COLUMBUS, Ohio – A financially strapped pregnant woman's worries about the arrival and care of her little one could contribute to birth of a smaller, medically vulnerable infant, a new study suggests.
Researchers at The Ohio State University found that pregnancy-specific distress, such as concerns that the baby's needs won't be met, appears to be a pathway between financial strain and higher likelihood of a low-birth-weight infant. The study appeared in the journal Archives of Women's Mental Health.
"There is an opportunity here to look for interventions during pregnancy that could help mitigate the effects of financial strain on birth outcomes," said lead author Amanda Mitchell, a postdoctoral researcher in Ohio State Wexner Medical Center's Stress and Health in Pregnancy Research Program.
While larger efforts to improve access to housing, jobs and support for low-income women is critical, there are potential low-cost, stress-reduction techniques that could help reduce risk, Mitchell said. Meditation and breathing exercises could prove useful, for instance, she said.
"It's important for all women who experience pregnancy-related stress to seek out help coping with that stress," Mitchell said. "And ob-gyns and other medical providers should also talk about stress during their visits with expecting moms."
The study included 138 pregnant women who filled out questionnaires to assess financial strain, depressive symptoms, pregnancy-specific distress, perceived stress and general anxiety. Moms in the racially diverse study group were between five and 31 weeks pregnant and 29 years old on average at the time of the assessment. The study, which was primarily designed to evaluate flu vaccine effectiveness, ran from 2013 to 2015.
After the participants' babies were born, researchers were able to review medical records to compare birth weight against moms' questionnaire responses during pregnancy.
The researchers knew from previous studies that pregnant moms who are socioeconomically disadvantaged have a higher likelihood of having smaller babies and worse birth outcomes.
What they wanted to learn was whether specific factors could be driving that connection – factors that could lead to positive interventions for women at risk of delivering low-birth-weight babies.
Statistical models designed to identify those drivers landed on one statistically significant factor: pregnancy-specific distress.
"This includes concerns about labor and delivery, about relationships changing, about working after the baby arrives, paying for medical care, and whether the baby will be unhealthy," said study senior author Lisa Christian, associate professor of psychiatry and a member of the Institute for Behavioral Medicine Research at Ohio State.
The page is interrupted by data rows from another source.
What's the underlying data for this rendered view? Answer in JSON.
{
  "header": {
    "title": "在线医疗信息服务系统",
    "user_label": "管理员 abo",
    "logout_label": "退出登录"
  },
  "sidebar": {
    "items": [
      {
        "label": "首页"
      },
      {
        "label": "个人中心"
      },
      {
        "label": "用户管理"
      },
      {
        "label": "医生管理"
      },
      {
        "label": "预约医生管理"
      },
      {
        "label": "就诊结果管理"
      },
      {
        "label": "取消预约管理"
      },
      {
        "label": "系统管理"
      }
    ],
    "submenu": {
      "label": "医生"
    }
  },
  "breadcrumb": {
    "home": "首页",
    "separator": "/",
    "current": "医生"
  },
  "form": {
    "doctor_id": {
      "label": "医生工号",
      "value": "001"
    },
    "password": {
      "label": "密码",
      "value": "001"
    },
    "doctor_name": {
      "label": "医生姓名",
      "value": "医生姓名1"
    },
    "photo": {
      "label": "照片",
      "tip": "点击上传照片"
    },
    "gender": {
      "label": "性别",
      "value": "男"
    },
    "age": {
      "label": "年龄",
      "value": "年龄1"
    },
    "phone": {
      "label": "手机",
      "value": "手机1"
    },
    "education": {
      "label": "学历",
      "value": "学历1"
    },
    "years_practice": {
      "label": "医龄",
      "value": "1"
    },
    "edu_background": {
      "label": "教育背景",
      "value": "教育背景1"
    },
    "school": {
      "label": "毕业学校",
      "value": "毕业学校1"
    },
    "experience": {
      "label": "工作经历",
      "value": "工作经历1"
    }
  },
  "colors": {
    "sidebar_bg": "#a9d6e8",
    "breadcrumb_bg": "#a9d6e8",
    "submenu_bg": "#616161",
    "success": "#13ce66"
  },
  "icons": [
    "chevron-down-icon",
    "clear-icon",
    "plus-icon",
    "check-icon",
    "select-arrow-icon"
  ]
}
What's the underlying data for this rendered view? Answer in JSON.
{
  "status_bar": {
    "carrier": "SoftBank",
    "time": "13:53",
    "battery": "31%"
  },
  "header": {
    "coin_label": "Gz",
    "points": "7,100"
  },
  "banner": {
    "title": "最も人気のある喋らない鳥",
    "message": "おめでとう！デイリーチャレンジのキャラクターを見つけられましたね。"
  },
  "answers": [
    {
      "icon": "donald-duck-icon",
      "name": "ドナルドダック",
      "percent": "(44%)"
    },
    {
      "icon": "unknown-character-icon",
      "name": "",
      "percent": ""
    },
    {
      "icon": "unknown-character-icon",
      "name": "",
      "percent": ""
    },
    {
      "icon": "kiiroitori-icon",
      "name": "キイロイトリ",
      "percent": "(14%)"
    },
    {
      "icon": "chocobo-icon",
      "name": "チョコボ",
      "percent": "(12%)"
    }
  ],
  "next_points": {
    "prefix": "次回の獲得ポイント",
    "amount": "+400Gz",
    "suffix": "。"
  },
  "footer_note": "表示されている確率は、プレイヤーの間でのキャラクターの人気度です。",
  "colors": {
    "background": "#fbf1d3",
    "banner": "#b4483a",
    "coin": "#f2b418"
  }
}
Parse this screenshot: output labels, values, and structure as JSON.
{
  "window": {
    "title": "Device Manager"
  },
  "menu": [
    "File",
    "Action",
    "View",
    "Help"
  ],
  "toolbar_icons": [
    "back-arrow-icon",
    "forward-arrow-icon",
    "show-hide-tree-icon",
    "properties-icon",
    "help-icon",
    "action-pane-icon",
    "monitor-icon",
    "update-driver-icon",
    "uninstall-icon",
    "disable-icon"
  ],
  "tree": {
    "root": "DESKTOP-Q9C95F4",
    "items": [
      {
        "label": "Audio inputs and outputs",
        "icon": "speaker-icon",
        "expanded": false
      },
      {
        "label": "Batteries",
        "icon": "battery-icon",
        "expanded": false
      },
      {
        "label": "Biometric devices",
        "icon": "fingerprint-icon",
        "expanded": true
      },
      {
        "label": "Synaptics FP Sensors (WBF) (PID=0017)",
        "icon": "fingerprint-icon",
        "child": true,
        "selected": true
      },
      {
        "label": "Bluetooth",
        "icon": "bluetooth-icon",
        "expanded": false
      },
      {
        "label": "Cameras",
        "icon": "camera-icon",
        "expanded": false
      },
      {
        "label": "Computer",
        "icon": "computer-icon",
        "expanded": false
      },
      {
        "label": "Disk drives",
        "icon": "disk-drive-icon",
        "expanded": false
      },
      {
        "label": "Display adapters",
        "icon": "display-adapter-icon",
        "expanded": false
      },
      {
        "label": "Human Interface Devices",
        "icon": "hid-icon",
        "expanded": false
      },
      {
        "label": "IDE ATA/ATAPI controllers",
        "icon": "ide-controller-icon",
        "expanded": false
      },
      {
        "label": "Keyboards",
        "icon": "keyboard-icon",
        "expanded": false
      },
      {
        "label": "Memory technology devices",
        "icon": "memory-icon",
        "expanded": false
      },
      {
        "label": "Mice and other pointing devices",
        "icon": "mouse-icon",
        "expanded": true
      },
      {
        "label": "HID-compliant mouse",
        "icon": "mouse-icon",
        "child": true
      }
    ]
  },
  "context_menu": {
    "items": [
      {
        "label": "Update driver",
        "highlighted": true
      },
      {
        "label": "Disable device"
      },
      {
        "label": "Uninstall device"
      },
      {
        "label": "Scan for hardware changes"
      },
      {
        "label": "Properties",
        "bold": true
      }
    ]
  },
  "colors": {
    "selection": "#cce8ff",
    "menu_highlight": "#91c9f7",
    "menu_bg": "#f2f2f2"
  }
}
Financial strain was assessed based on a five-point scale derived from moms' responses to three questions: "How difficult is it for you to live on your total household income right now?" "In the next two months, how likely is it that you and your family will experience actual hardships, such as inadequate housing, food, or medical attention?" and "How likely is it that you and your family will have to reduce your standard of living to the bare necessities of life?"
Low-birth-weight babies often suffer from serious health problems and spend their first weeks or months in intensive care. About 8 percent of babies born in the United States are underweight at birth. Low birth weight is clinically defined as below 2,500 grams, or 5 pounds and 8 ounces.
"It's important to understand the factors that make it more likely for a woman with lower socioeconomic conditions to have a baby at higher risk of complications and death," Mitchell said.
Limitations of the study include the fact that it was a secondary analysis of data collected during a different study, and that the overall number of low-birth-weight babies was small, at 11. The researchers suggest that replicating this study in a larger group would be beneficial.
The Ohio State researchers are working on another study looking at blood biomarkers that might better explain what biological changes could be at play, including inflammation, Mitchell said.
The study was supported by the National Institutes of Health.
CONTACT: Amanda Mitchell, 614-688-9537; [email protected]